Your ID card assures your participation in everyday society. If someone does not have an ID card, should we change all of our laws and policies and find some heretofore nonexistent right to avoid having ID? Or should advocacy groups work to help anyone who may not have an ID to obtain one?
Before our voter ID law, we voted on the honor system — just march into a polling place, sign a name, and you would be led right to a voting machine. In Philadelphia, a city with more than a million voters, that is a lot of honor expected for such a sacred process.

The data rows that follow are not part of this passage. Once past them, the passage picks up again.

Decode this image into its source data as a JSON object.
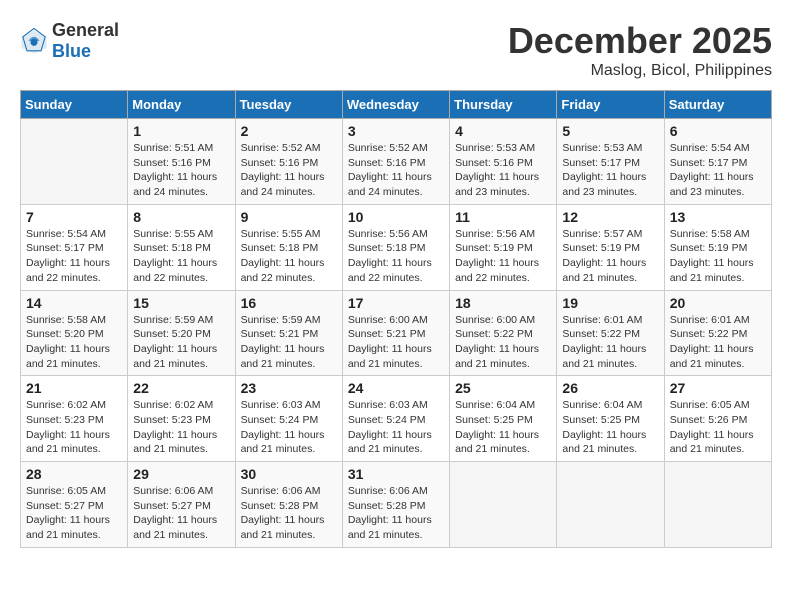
{
  "logo": {
    "general": "General",
    "blue": "Blue"
  },
  "title": "December 2025",
  "location": "Maslog, Bicol, Philippines",
  "days_of_week": [
    "Sunday",
    "Monday",
    "Tuesday",
    "Wednesday",
    "Thursday",
    "Friday",
    "Saturday"
  ],
  "weeks": [
    [
      {
        "num": "",
        "sunrise": "",
        "sunset": "",
        "daylight": ""
      },
      {
        "num": "1",
        "sunrise": "Sunrise: 5:51 AM",
        "sunset": "Sunset: 5:16 PM",
        "daylight": "Daylight: 11 hours and 24 minutes."
      },
      {
        "num": "2",
        "sunrise": "Sunrise: 5:52 AM",
        "sunset": "Sunset: 5:16 PM",
        "daylight": "Daylight: 11 hours and 24 minutes."
      },
      {
        "num": "3",
        "sunrise": "Sunrise: 5:52 AM",
        "sunset": "Sunset: 5:16 PM",
        "daylight": "Daylight: 11 hours and 24 minutes."
      },
      {
        "num": "4",
        "sunrise": "Sunrise: 5:53 AM",
        "sunset": "Sunset: 5:16 PM",
        "daylight": "Daylight: 11 hours and 23 minutes."
      },
      {
        "num": "5",
        "sunrise": "Sunrise: 5:53 AM",
        "sunset": "Sunset: 5:17 PM",
        "daylight": "Daylight: 11 hours and 23 minutes."
      },
      {
        "num": "6",
        "sunrise": "Sunrise: 5:54 AM",
        "sunset": "Sunset: 5:17 PM",
        "daylight": "Daylight: 11 hours and 23 minutes."
      }
    ],
    [
      {
        "num": "7",
        "sunrise": "Sunrise: 5:54 AM",
        "sunset": "Sunset: 5:17 PM",
        "daylight": "Daylight: 11 hours and 22 minutes."
      },
      {
        "num": "8",
        "sunrise": "Sunrise: 5:55 AM",
        "sunset": "Sunset: 5:18 PM",
        "daylight": "Daylight: 11 hours and 22 minutes."
      },
      {
        "num": "9",
        "sunrise": "Sunrise: 5:55 AM",
        "sunset": "Sunset: 5:18 PM",
        "daylight": "Daylight: 11 hours and 22 minutes."
      },
      {
        "num": "10",
        "sunrise": "Sunrise: 5:56 AM",
        "sunset": "Sunset: 5:18 PM",
        "daylight": "Daylight: 11 hours and 22 minutes."
      },
      {
        "num": "11",
        "sunrise": "Sunrise: 5:56 AM",
        "sunset": "Sunset: 5:19 PM",
        "daylight": "Daylight: 11 hours and 22 minutes."
      },
      {
        "num": "12",
        "sunrise": "Sunrise: 5:57 AM",
        "sunset": "Sunset: 5:19 PM",
        "daylight": "Daylight: 11 hours and 21 minutes."
      },
      {
        "num": "13",
        "sunrise": "Sunrise: 5:58 AM",
        "sunset": "Sunset: 5:19 PM",
        "daylight": "Daylight: 11 hours and 21 minutes."
      }
    ],
    [
      {
        "num": "14",
        "sunrise": "Sunrise: 5:58 AM",
        "sunset": "Sunset: 5:20 PM",
        "daylight": "Daylight: 11 hours and 21 minutes."
      },
      {
        "num": "15",
        "sunrise": "Sunrise: 5:59 AM",
        "sunset": "Sunset: 5:20 PM",
        "daylight": "Daylight: 11 hours and 21 minutes."
      },
      {
        "num": "16",
        "sunrise": "Sunrise: 5:59 AM",
        "sunset": "Sunset: 5:21 PM",
        "daylight": "Daylight: 11 hours and 21 minutes."
      },
      {
        "num": "17",
        "sunrise": "Sunrise: 6:00 AM",
        "sunset": "Sunset: 5:21 PM",
        "daylight": "Daylight: 11 hours and 21 minutes."
      },
      {
        "num": "18",
        "sunrise": "Sunrise: 6:00 AM",
        "sunset": "Sunset: 5:22 PM",
        "daylight": "Daylight: 11 hours and 21 minutes."
      },
      {
        "num": "19",
        "sunrise": "Sunrise: 6:01 AM",
        "sunset": "Sunset: 5:22 PM",
        "daylight": "Daylight: 11 hours and 21 minutes."
      },
      {
        "num": "20",
        "sunrise": "Sunrise: 6:01 AM",
        "sunset": "Sunset: 5:22 PM",
        "daylight": "Daylight: 11 hours and 21 minutes."
      }
    ],
    [
      {
        "num": "21",
        "sunrise": "Sunrise: 6:02 AM",
        "sunset": "Sunset: 5:23 PM",
        "daylight": "Daylight: 11 hours and 21 minutes."
      },
      {
        "num": "22",
        "sunrise": "Sunrise: 6:02 AM",
        "sunset": "Sunset: 5:23 PM",
        "daylight": "Daylight: 11 hours and 21 minutes."
      },
      {
        "num": "23",
        "sunrise": "Sunrise: 6:03 AM",
        "sunset": "Sunset: 5:24 PM",
        "daylight": "Daylight: 11 hours and 21 minutes."
      },
      {
        "num": "24",
        "sunrise": "Sunrise: 6:03 AM",
        "sunset": "Sunset: 5:24 PM",
        "daylight": "Daylight: 11 hours and 21 minutes."
      },
      {
        "num": "25",
        "sunrise": "Sunrise: 6:04 AM",
        "sunset": "Sunset: 5:25 PM",
        "daylight": "Daylight: 11 hours and 21 minutes."
      },
      {
        "num": "26",
        "sunrise": "Sunrise: 6:04 AM",
        "sunset": "Sunset: 5:25 PM",
        "daylight": "Daylight: 11 hours and 21 minutes."
      },
      {
        "num": "27",
        "sunrise": "Sunrise: 6:05 AM",
        "sunset": "Sunset: 5:26 PM",
        "daylight": "Daylight: 11 hours and 21 minutes."
      }
    ],
    [
      {
        "num": "28",
        "sunrise": "Sunrise: 6:05 AM",
        "sunset": "Sunset: 5:27 PM",
        "daylight": "Daylight: 11 hours and 21 minutes."
      },
      {
        "num": "29",
        "sunrise": "Sunrise: 6:06 AM",
        "sunset": "Sunset: 5:27 PM",
        "daylight": "Daylight: 11 hours and 21 minutes."
      },
      {
        "num": "30",
        "sunrise": "Sunrise: 6:06 AM",
        "sunset": "Sunset: 5:28 PM",
        "daylight": "Daylight: 11 hours and 21 minutes."
      },
      {
        "num": "31",
        "sunrise": "Sunrise: 6:06 AM",
        "sunset": "Sunset: 5:28 PM",
        "daylight": "Daylight: 11 hours and 21 minutes."
      },
      {
        "num": "",
        "sunrise": "",
        "sunset": "",
        "daylight": ""
      },
      {
        "num": "",
        "sunrise": "",
        "sunset": "",
        "daylight": ""
      },
      {
        "num": "",
        "sunrise": "",
        "sunset": "",
        "daylight": ""
      }
    ]
  ]
}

Certain groups and individuals have gone on an all-out scaremongering rampage, distorting the truth and the constitutionality of requiring identification at the polls. They compare voter ID to disgraceful times in our history when our government required poll taxes (an actual payment to vote) or forbade people of color from engaging in the same activities open to other citizens.
These opponents ludicrously claim that government cannot require you to prove your identity when you vote — because voting is a constitutionally protected right. However, opponents seem to forget that the Constitution protects marriage and your right to own a gun — both of which require photo identification. Employers cannot discriminate against you for a variety of reasons — but try getting on a company payroll without providing a valid photo identification. Interested in obtaining an abortion? You must present valid photo identification at Planned Parenthood. If requiring photo ID discriminates, then shouldn't we abolish it and drive, buy guns, get on airplanes, and open bank accounts on the honor system?

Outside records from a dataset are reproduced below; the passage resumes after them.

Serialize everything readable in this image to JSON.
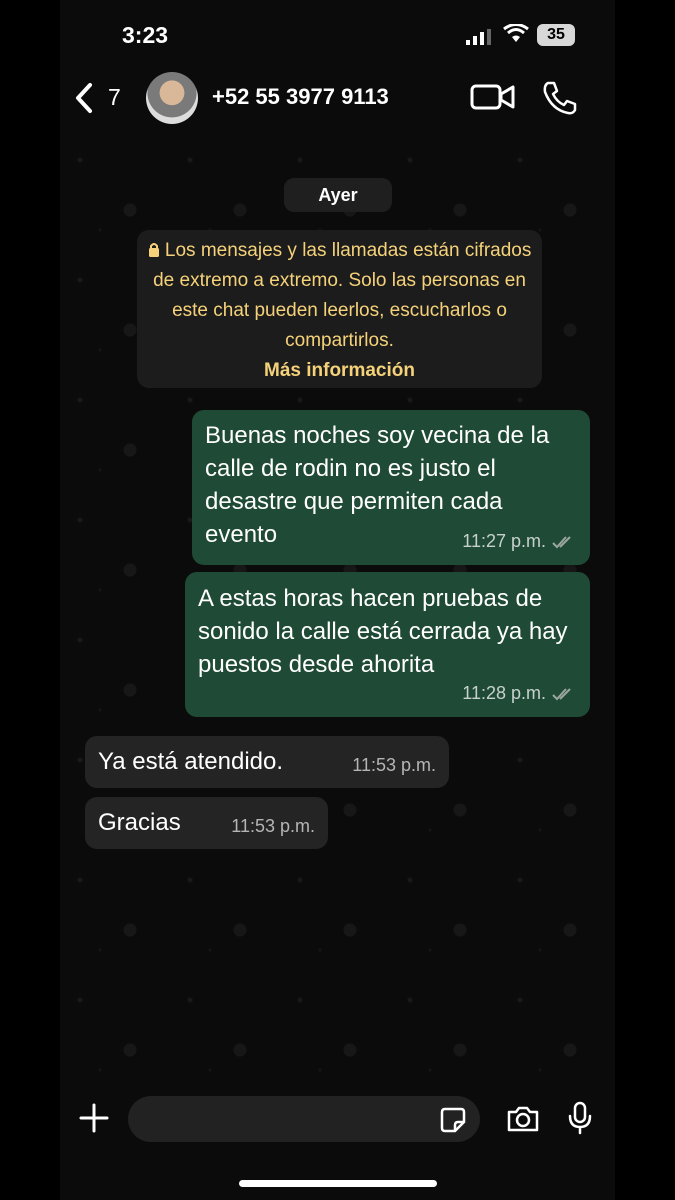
{
  "status_bar": {
    "time": "3:23",
    "battery": "35"
  },
  "header": {
    "back_count": "7",
    "contact": "+52 55 3977 9113"
  },
  "chat": {
    "day_label": "Ayer",
    "encryption_notice": "Los mensajes y las llamadas están cifrados de extremo a extremo. Solo las personas en este chat pueden leerlos, escucharlos o compartirlos.",
    "encryption_link": "Más información",
    "messages": [
      {
        "direction": "outgoing",
        "text": "Buenas noches soy vecina de la calle de rodin no es justo el desastre que permiten cada evento",
        "time": "11:27 p.m."
      },
      {
        "direction": "outgoing",
        "text": "A estas horas hacen pruebas de sonido la calle está cerrada ya hay puestos desde ahorita",
        "time": "11:28 p.m."
      },
      {
        "direction": "incoming",
        "text": "Ya está atendido.",
        "time": "11:53 p.m."
      },
      {
        "direction": "incoming",
        "text": "Gracias",
        "time": "11:53 p.m."
      }
    ]
  },
  "colors": {
    "outgoing_bubble": "#1f4a35",
    "incoming_bubble": "#242424",
    "system_text": "#f5d27a",
    "background": "#0b0b0b"
  }
}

That identification card is not a billy club, a blasting water hose, tear gas, shackles, or a tax. Comparing an ID to such horrendous practices only serves to ramp up emotions and divide our citizenry. That ID protects you and other citizens. It proves you are who you claim to be.

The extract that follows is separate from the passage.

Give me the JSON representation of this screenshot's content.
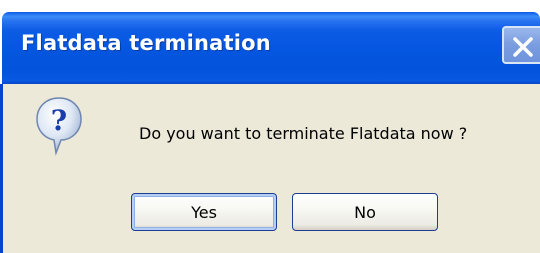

Pennsylvania's photo-ID law is the same for everyone — every voter must prove his or her identity. Our legislature did not limit the law to only one class of citizens or people of a certain ethnicity, thus ensuring that the law applies equally to all.
The state of Indiana requires voter ID, and, after a court challenge, the U.S. Supreme Court found the law constitutional. State Rep. Darryl Metcalfe (R., Butler), the sponsor of our law, modeled it after Indiana's. Our law was based on provisions already in our election code and, most notably, does not restrict or expand the list of those who are qualified to vote. The law simply requires that all voters must prove they are indeed who they claim to be.
Opponents of the voter-ID law claim that Pennsylvania differs from Indiana and other states because our commonwealth's constitution requires "free and equal" elections. Supposedly, presenting a valid form of ID puts too much of a burden on the elderly, minorities, students, and women. The race-baiting and condescending rhetoric ignore a long line of decisions from Pennsylvania courts dating to the 19th century providing that government can impose regulations that allow qualified voters to exercise their rights while excluding unqualified voters. Additionally, the broad assumption that the elderly, minorities, students, and women do not have ID demeans and patronizes huge swaths of the population. If that many people are excluded from the everyday society that those with IDs enjoy, we should be righting that wrong, and helping those people obtain appropriate ID.
Pennsylvania accepts more and more varied forms of ID than even Indiana. Since 2002, Pennsylvania has required some form of ID the first time you vote at a new polling place. Now it requires photo ID each time you vote.
Opponents claim that voter fraud does not exist, so the law is unnecessary. However, the legislature does not need to prove fraud in order to pass a law regulating elections. And proving voter impersonation can be tricky without requiring the very ID that opponents are trying to prevent.
Philadelphia City Commissioner Al Schmidt recently released a report after examining only a tiny percentage of votes cast in the 2012 primary election. Among other irregularities, he found that one voter voted twice in the 2012 primary — once in a division where she previously lived and once in her new division — shenanigans that would be prevented by voter ID. In 2002, the Republican National Committee reported that there were almost 50,000 improper duplicate voter registrations in Pennsylvania and 53 instances of people voting twice in two different counties. Though attempts have been made to clean up duplicate registrations, no safety measures exist across state lines. So, if a voter moves from Pennsylvania and registers elsewhere, the Pennsylvania registration stays alive, creating an opportunity for duplicate votes.
Take one last look in your wallet. Be glad that you live in this commonwealth, where we find the right to vote so precious that we protect it by requiring that every voter is who he or she claims to be. Why would anyone oppose such a requirement?